» Data supplied
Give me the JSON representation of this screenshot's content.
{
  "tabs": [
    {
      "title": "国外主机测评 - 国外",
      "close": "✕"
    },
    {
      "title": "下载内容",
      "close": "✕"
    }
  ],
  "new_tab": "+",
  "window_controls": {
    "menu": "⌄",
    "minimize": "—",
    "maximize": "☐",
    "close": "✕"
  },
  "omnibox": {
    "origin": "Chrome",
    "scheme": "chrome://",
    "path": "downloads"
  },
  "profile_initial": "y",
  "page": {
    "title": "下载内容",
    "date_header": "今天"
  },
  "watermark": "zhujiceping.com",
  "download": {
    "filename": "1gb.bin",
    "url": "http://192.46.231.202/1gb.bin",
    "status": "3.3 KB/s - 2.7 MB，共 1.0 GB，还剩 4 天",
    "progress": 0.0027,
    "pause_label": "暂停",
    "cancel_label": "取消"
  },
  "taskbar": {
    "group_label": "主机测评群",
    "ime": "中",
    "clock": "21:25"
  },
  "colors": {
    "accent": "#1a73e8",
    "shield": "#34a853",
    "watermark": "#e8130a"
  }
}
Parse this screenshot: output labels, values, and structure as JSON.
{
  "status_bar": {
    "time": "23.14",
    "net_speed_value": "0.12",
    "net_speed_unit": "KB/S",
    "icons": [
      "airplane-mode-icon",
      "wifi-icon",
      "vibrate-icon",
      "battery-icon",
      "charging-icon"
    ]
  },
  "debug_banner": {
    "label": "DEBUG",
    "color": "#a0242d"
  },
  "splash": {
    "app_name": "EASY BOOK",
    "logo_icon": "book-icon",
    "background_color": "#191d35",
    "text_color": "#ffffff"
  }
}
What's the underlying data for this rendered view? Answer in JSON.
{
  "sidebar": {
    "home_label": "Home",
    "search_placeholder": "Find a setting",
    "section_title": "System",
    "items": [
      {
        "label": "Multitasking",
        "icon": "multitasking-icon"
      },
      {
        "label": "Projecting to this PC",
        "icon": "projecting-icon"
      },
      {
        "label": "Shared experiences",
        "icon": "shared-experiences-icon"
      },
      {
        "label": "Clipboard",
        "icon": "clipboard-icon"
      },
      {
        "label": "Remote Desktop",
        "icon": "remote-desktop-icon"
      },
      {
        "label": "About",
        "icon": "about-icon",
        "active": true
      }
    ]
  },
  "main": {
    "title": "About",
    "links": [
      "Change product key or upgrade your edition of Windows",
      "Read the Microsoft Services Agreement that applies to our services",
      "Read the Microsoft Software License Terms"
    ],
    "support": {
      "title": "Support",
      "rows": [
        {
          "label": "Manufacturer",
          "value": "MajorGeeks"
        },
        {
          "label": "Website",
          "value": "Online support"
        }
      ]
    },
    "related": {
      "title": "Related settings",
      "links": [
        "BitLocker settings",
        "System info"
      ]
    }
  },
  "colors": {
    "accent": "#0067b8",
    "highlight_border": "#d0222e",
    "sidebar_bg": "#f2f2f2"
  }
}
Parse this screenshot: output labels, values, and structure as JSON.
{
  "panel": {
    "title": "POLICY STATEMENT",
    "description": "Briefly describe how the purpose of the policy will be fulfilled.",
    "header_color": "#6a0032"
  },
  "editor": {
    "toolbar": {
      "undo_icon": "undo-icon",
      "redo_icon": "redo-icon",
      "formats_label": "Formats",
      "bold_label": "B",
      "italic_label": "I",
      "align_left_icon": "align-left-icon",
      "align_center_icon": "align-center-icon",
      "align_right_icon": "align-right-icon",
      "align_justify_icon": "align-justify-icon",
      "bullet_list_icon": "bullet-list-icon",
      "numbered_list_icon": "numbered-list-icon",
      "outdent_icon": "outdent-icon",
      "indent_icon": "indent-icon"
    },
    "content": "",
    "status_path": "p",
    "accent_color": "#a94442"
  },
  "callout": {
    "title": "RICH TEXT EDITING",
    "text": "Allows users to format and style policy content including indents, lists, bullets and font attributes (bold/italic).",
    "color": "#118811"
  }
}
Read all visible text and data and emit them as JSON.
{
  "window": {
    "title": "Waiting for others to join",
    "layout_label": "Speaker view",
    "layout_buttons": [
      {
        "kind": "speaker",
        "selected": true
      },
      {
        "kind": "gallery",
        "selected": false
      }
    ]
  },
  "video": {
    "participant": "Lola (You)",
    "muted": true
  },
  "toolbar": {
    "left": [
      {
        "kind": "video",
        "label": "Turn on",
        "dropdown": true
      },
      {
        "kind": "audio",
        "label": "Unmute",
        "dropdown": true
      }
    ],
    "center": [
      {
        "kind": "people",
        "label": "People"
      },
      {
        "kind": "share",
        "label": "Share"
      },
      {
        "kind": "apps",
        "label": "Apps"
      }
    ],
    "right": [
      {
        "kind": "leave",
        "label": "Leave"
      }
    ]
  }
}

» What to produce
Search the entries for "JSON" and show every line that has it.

» Completed task
Give me the JSON representation of this screenshot's content.
Parse this screenshot: output labels, values, and structure as JSON.
What's the underlying data for this rendered view? Answer in JSON.
Parse this screenshot: output labels, values, and structure as JSON.
Read all visible text and data and emit them as JSON.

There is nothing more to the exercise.